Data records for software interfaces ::
- - - -

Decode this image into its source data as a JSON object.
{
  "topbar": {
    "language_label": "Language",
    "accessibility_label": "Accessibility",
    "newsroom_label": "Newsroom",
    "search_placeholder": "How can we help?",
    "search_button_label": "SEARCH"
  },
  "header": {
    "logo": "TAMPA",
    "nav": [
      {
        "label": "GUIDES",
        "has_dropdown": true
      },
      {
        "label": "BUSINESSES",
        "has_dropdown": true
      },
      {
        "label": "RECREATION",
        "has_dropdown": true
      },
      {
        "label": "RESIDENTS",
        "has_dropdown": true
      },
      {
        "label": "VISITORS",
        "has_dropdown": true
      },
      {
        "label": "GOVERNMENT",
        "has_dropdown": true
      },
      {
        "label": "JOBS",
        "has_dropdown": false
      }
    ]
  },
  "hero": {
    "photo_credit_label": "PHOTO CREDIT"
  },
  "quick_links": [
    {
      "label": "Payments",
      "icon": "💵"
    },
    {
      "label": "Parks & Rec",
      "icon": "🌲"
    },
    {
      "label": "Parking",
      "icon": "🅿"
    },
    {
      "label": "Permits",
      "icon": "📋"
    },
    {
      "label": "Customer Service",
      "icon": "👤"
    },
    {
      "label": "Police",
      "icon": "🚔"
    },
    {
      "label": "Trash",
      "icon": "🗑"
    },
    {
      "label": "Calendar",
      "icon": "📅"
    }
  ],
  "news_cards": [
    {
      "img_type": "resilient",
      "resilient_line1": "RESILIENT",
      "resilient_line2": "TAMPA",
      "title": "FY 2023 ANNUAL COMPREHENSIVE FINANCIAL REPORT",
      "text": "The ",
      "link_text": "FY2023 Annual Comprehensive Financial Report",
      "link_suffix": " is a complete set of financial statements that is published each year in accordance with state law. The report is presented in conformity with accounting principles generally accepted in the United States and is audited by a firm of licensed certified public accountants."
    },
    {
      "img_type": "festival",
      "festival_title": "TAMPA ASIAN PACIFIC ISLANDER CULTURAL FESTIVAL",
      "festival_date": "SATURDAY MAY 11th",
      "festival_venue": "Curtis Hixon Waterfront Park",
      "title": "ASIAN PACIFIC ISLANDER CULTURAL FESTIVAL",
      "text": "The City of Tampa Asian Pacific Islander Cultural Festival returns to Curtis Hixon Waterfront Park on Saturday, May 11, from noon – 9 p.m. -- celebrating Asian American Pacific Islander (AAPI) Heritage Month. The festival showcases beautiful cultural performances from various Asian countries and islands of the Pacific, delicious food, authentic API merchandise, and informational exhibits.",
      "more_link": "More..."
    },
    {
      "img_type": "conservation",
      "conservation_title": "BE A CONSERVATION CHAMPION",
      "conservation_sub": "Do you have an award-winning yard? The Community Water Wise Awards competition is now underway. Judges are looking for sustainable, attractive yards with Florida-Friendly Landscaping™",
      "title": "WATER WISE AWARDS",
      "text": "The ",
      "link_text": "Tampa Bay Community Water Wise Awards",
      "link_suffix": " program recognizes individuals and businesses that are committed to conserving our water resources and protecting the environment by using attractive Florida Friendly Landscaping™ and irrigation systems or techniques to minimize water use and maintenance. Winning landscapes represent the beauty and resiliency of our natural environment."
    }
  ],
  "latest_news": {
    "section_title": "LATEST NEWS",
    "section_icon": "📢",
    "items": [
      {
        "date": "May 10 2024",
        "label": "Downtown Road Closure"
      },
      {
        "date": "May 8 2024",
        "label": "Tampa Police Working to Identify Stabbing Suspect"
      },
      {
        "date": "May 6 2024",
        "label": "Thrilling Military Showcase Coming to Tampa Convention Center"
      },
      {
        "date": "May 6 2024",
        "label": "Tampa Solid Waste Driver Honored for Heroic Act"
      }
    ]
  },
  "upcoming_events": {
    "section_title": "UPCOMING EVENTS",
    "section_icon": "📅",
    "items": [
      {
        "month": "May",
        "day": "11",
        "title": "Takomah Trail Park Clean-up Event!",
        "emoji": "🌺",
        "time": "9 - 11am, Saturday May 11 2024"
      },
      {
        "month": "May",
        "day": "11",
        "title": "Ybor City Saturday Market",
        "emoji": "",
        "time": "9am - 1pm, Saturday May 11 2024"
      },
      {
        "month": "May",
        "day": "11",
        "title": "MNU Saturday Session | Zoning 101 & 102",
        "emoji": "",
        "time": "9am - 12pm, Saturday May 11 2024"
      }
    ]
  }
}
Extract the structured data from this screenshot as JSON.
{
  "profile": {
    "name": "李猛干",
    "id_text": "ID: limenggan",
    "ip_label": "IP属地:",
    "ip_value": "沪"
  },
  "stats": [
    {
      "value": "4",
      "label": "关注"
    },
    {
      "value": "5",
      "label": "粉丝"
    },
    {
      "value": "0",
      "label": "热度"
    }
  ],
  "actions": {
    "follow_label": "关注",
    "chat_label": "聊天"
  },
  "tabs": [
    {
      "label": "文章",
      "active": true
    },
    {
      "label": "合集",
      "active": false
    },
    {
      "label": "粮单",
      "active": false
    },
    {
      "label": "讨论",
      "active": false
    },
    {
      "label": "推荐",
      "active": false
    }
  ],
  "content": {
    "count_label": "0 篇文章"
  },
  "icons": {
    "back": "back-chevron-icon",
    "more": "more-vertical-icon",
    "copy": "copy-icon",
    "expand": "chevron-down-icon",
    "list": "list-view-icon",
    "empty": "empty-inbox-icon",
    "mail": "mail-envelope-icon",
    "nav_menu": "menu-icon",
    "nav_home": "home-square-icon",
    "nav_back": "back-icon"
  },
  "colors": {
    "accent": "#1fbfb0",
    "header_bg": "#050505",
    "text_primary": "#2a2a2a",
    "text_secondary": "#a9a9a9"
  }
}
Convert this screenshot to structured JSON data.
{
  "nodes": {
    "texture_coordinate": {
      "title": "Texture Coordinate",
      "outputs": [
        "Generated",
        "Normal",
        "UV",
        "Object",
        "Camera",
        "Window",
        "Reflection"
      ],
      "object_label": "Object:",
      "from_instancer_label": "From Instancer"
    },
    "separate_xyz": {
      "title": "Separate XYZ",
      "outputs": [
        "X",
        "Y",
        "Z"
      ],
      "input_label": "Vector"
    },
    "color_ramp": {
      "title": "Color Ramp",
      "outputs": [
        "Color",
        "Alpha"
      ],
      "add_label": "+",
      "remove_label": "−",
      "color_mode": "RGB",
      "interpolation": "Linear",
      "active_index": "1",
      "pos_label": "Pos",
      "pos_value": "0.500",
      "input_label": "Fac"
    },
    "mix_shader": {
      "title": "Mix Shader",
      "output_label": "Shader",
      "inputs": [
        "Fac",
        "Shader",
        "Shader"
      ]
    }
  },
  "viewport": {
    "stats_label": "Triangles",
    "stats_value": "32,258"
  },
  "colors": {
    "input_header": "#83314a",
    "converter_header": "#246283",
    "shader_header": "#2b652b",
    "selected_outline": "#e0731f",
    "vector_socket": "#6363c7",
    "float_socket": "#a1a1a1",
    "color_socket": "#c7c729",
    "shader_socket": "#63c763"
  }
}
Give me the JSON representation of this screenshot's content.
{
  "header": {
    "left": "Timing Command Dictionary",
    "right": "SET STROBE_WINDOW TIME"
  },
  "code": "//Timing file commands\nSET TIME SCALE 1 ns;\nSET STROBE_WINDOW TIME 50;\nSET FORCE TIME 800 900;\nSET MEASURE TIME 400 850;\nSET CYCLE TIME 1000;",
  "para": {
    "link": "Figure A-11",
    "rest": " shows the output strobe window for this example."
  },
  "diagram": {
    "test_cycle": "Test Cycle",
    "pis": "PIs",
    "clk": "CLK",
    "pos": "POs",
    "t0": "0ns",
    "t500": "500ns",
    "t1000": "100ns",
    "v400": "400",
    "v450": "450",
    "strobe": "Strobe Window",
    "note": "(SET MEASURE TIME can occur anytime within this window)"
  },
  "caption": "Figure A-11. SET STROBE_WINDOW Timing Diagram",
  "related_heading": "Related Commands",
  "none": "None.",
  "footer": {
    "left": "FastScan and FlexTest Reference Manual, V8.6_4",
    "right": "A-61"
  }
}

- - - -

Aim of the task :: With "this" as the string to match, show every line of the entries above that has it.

Exercise answer ::
Decode this image into its source data as a JSON object.
Extract the structured data from this screenshot as JSON.
Convert this screenshot to structured JSON data.
Give me the JSON representation of this screenshot's content.
    "rest": " shows the output strobe window for this example."
    "note": "(SET MEASURE TIME can occur anytime within this window)"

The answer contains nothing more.